India Readies Initial Public Offering of CSL

By Finance

The Indian government is ready to issue 33.9 mill shares of the state-run shipbuilder CSL - Cochin Shipyard Ltd.

One third of the shares issued in the IPO are owned by the government. The net earnings are expected to be used to finance the construction of LNG (liquefied natural gas) carriers supplied by Gail India (GAIL) gas utility.

Cochin Shipyard

Indian daily Business Standard reports that the government foremost plans to carry out capital restructuring in order to raise the authorized capital to Rs 250 crore (a crore is equal to ten million), thus enabling an injection of Rs 120 crore.
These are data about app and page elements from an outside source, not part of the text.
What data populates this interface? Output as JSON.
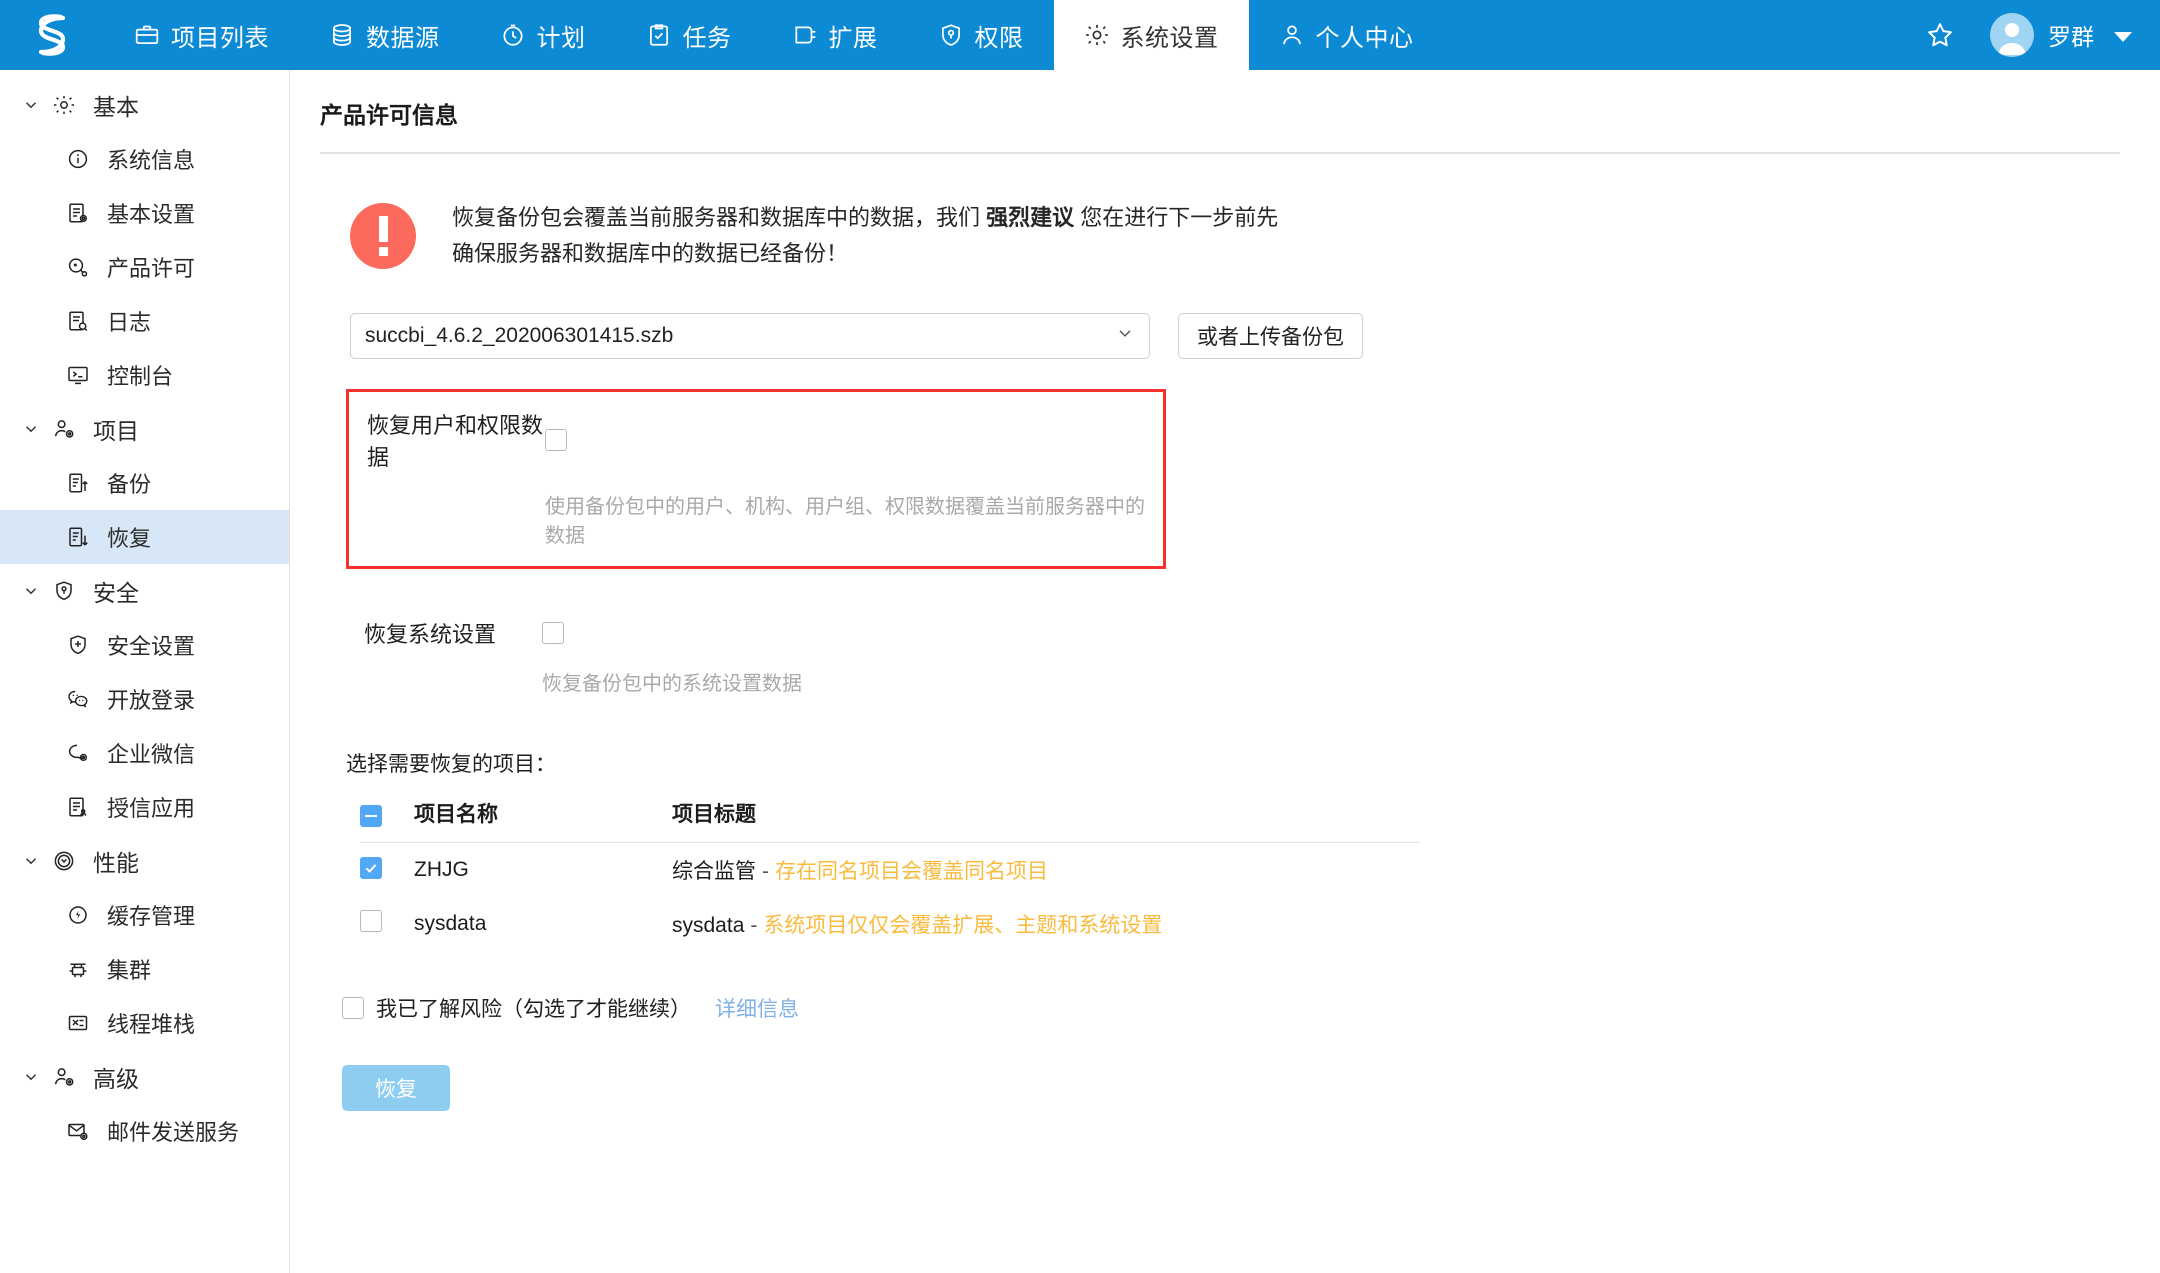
{
  "header": {
    "logo_name": "succbi-logo",
    "nav": [
      {
        "label": "项目列表",
        "icon": "briefcase-icon",
        "active": false
      },
      {
        "label": "数据源",
        "icon": "database-icon",
        "active": false
      },
      {
        "label": "计划",
        "icon": "clock-icon",
        "active": false
      },
      {
        "label": "任务",
        "icon": "clipboard-check-icon",
        "active": false
      },
      {
        "label": "扩展",
        "icon": "plugin-icon",
        "active": false
      },
      {
        "label": "权限",
        "icon": "shield-key-icon",
        "active": false
      },
      {
        "label": "系统设置",
        "icon": "gear-icon",
        "active": true
      },
      {
        "label": "个人中心",
        "icon": "user-icon",
        "active": false
      }
    ],
    "star_icon": "star-icon",
    "user": {
      "name": "罗群",
      "avatar_icon": "avatar-icon",
      "caret_icon": "chevron-down-icon"
    },
    "brand_color": "#0c8ad4"
  },
  "sidebar": {
    "groups": [
      {
        "label": "基本",
        "icon": "gear-icon",
        "chevron": "chevron-down-icon",
        "items": [
          {
            "label": "系统信息",
            "icon": "info-circle-icon",
            "active": false
          },
          {
            "label": "基本设置",
            "icon": "doc-gear-icon",
            "active": false
          },
          {
            "label": "产品许可",
            "icon": "license-key-icon",
            "active": false
          },
          {
            "label": "日志",
            "icon": "doc-search-icon",
            "active": false
          },
          {
            "label": "控制台",
            "icon": "console-icon",
            "active": false
          }
        ]
      },
      {
        "label": "项目",
        "icon": "user-gear-icon",
        "chevron": "chevron-down-icon",
        "items": [
          {
            "label": "备份",
            "icon": "doc-up-icon",
            "active": false
          },
          {
            "label": "恢复",
            "icon": "doc-down-icon",
            "active": true
          }
        ]
      },
      {
        "label": "安全",
        "icon": "shield-key-icon",
        "chevron": "chevron-down-icon",
        "items": [
          {
            "label": "安全设置",
            "icon": "shield-plus-icon",
            "active": false
          },
          {
            "label": "开放登录",
            "icon": "wechat-icon",
            "active": false
          },
          {
            "label": "企业微信",
            "icon": "chat-gear-icon",
            "active": false
          },
          {
            "label": "授信应用",
            "icon": "doc-user-icon",
            "active": false
          }
        ]
      },
      {
        "label": "性能",
        "icon": "gauge-icon",
        "chevron": "chevron-down-icon",
        "items": [
          {
            "label": "缓存管理",
            "icon": "cache-bolt-icon",
            "active": false
          },
          {
            "label": "集群",
            "icon": "cluster-icon",
            "active": false
          },
          {
            "label": "线程堆栈",
            "icon": "threads-icon",
            "active": false
          }
        ]
      },
      {
        "label": "高级",
        "icon": "user-gear-icon",
        "chevron": "chevron-down-icon",
        "items": [
          {
            "label": "邮件发送服务",
            "icon": "mail-gear-icon",
            "active": false
          }
        ]
      }
    ],
    "active_bg": "#d8e7f7"
  },
  "main": {
    "page_title": "产品许可信息",
    "alert": {
      "icon": "exclamation-circle-icon",
      "icon_color": "#fc6a5d",
      "text_part1": "恢复备份包会覆盖当前服务器和数据库中的数据，我们 ",
      "text_strong": "强烈建议",
      "text_part2": " 您在进行下一步前先确保服务器和数据库中的数据已经备份！"
    },
    "file_select": {
      "value": "succbi_4.6.2_202006301415.szb",
      "caret_icon": "chevron-down-icon"
    },
    "upload_button": "或者上传备份包",
    "options": [
      {
        "label": "恢复用户和权限数据",
        "checked": false,
        "desc": "使用备份包中的用户、机构、用户组、权限数据覆盖当前服务器中的数据",
        "highlighted": true,
        "highlight_color": "#f5312d"
      },
      {
        "label": "恢复系统设置",
        "checked": false,
        "desc": "恢复备份包中的系统设置数据",
        "highlighted": false
      }
    ],
    "table": {
      "caption": "选择需要恢复的项目：",
      "header_checkbox_state": "indeterminate",
      "columns": [
        "项目名称",
        "项目标题"
      ],
      "rows": [
        {
          "checked": true,
          "name": "ZHJG",
          "title": "综合监管",
          "dash": "-",
          "note": "存在同名项目会覆盖同名项目"
        },
        {
          "checked": false,
          "name": "sysdata",
          "title": "sysdata",
          "dash": "-",
          "note": "系统项目仅仅会覆盖扩展、主题和系统设置"
        }
      ],
      "note_color": "#fabb3d",
      "checkbox_color": "#52a8f5"
    },
    "acknowledge": {
      "checked": false,
      "label": "我已了解风险（勾选了才能继续）",
      "link": "详细信息"
    },
    "restore_button": {
      "label": "恢复",
      "enabled": false,
      "color": "#8fcdf0"
    }
  }
}
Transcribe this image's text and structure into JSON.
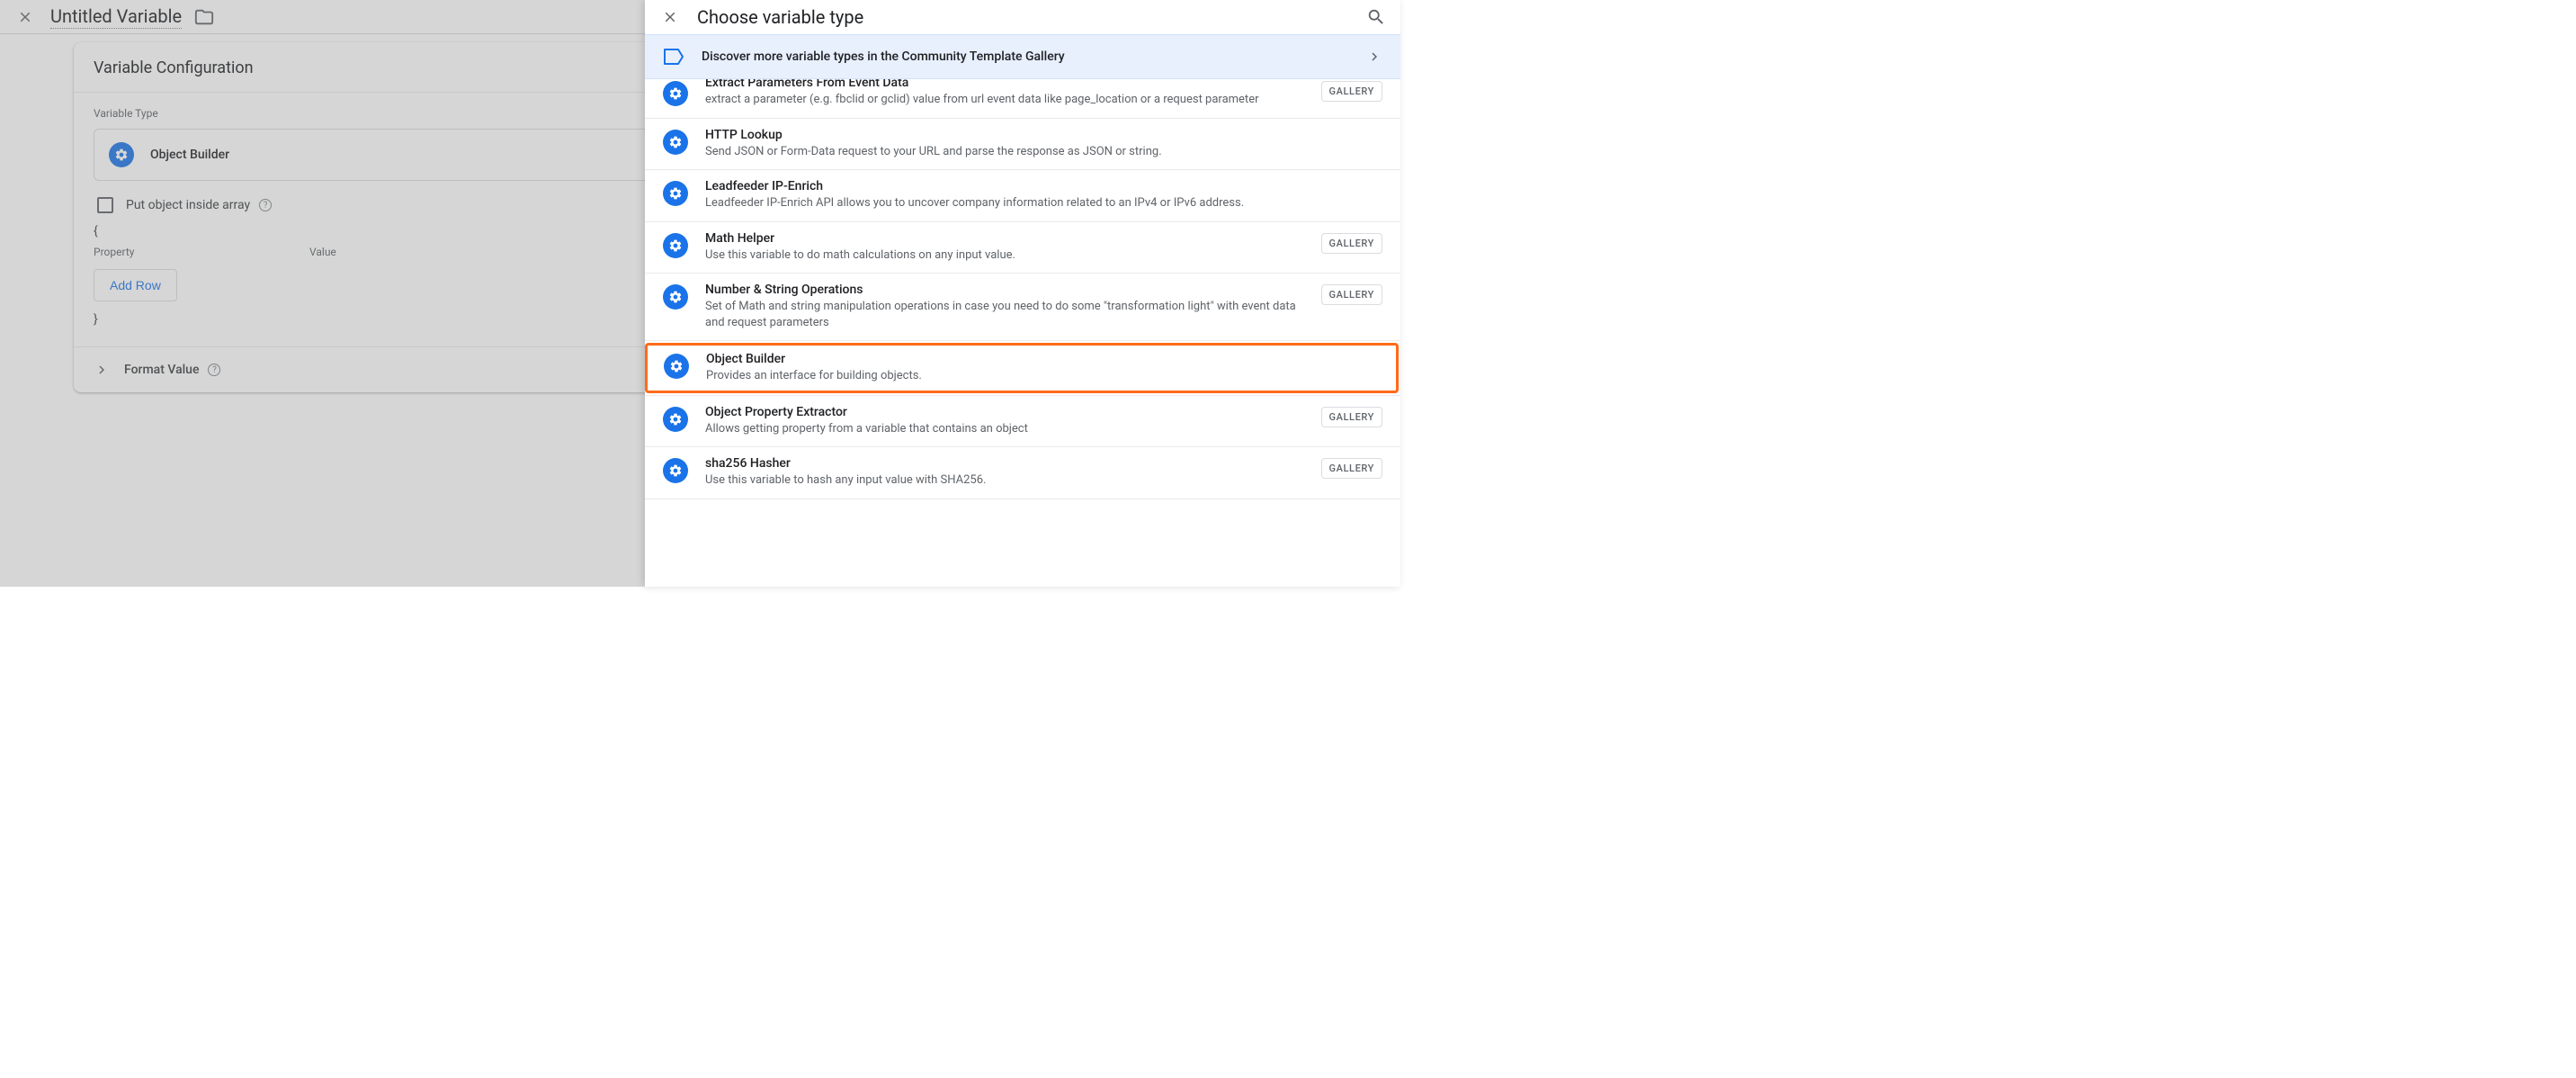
{
  "main": {
    "title": "Untitled Variable",
    "card_title": "Variable Configuration",
    "type_label": "Variable Type",
    "selected_type": "Object Builder",
    "checkbox_label": "Put object inside array",
    "brace_open": "{",
    "brace_close": "}",
    "col_property": "Property",
    "col_value": "Value",
    "add_row": "Add Row",
    "format_value": "Format Value"
  },
  "drawer": {
    "title": "Choose variable type",
    "banner": "Discover more variable types in the Community Template Gallery",
    "gallery_label": "GALLERY",
    "items": [
      {
        "title": "Extract Parameters From Event Data",
        "desc": "extract a parameter (e.g. fbclid or gclid) value from url event data like page_location or a request parameter",
        "gallery": true,
        "partial": true
      },
      {
        "title": "HTTP Lookup",
        "desc": "Send JSON or Form-Data request to your URL and parse the response as JSON or string.",
        "gallery": false
      },
      {
        "title": "Leadfeeder IP-Enrich",
        "desc": "Leadfeeder IP-Enrich API allows you to uncover company information related to an IPv4 or IPv6 address.",
        "gallery": false
      },
      {
        "title": "Math Helper",
        "desc": "Use this variable to do math calculations on any input value.",
        "gallery": true
      },
      {
        "title": "Number & String Operations",
        "desc": "Set of Math and string manipulation operations in case you need to do some \"transformation light\" with event data and request parameters",
        "gallery": true
      },
      {
        "title": "Object Builder",
        "desc": "Provides an interface for building objects.",
        "gallery": false,
        "highlight": true
      },
      {
        "title": "Object Property Extractor",
        "desc": "Allows getting property from a variable that contains an object",
        "gallery": true
      },
      {
        "title": "sha256 Hasher",
        "desc": "Use this variable to hash any input value with SHA256.",
        "gallery": true
      }
    ]
  }
}
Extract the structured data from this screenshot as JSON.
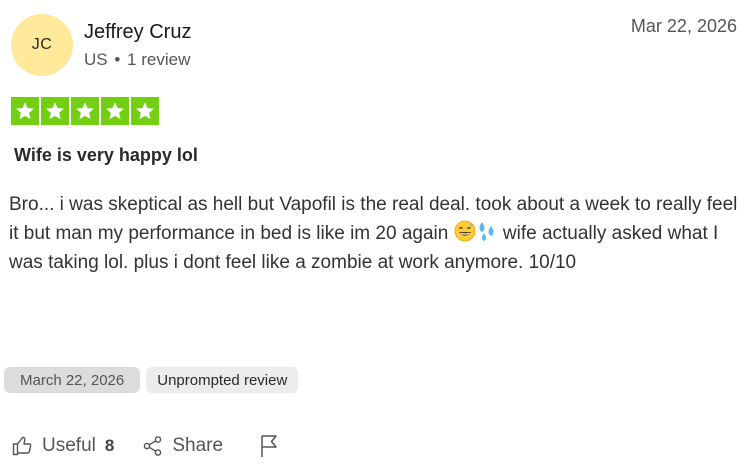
{
  "review": {
    "author": {
      "initials": "JC",
      "name": "Jeffrey Cruz",
      "country": "US",
      "review_count": "1 review"
    },
    "date": "Mar 22, 2026",
    "rating": 5,
    "title": "Wife is very happy lol",
    "body_part1": "Bro... i was skeptical as hell but Vapofil is the real deal. took about a week to really feel it but man my performance in bed is like im 20 again ",
    "body_part2": " wife actually asked what I was taking lol. plus i dont feel like a zombie at work anymore. 10/10",
    "emoji": [
      "grinning-sweat-emoji",
      "sweat-droplets-emoji"
    ],
    "date_chip": "March 22, 2026",
    "unprompted_chip": "Unprompted review"
  },
  "actions": {
    "useful_label": "Useful",
    "useful_count": "8",
    "share_label": "Share",
    "icons": [
      "thumbs-up-icon",
      "share-icon",
      "flag-icon"
    ]
  },
  "colors": {
    "star_green": "#73cf11",
    "avatar_bg": "#ffe99a",
    "chip_bg": "#dcdcdc"
  }
}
CSL would issue around 22.6 million new shares, each of Rs 10, to double the Indian government’s amount.

Gail India plans to build three of the planned nine LNG carriers intended for transportation of liquefied natural gas from USA to India.

Cochin Shipyard Ltd. showed interest in building the vessels in August last year. However, like the majority of local shipbuilders, Cochin lack the necessary experience and know-how in building the sophisticated ships, and is likely to outsource for the purpose.

Potential bidder is expected to be L&T Shipbuilding Ltd, a Larsen and Toubro Ltd unit (L&T Ltd) which is said to be in talks to team up on the project with the South Korean Hyundai Heavy Industries (HHI), writes LiveMint (Indian financial daily).

According to a shipping ministry official “L&T has signed a non-disclosure agreement with Hyundai Heavy Industries for a potential collaboration on constructing the LNG carriers”. Cochin Shipyard is also expected to launch talks on cooperation with two South Korean yards shortly.

So far, the tender has had a number of bumps. The company had to postpone its closing date for the third time as international bidders were under an obligation to share their technology with local builders according to the prerequisite which turned them away.

In order for Gail India to be able to begin import activities in 2017, the tender (already lagging behind), should be finalized by May.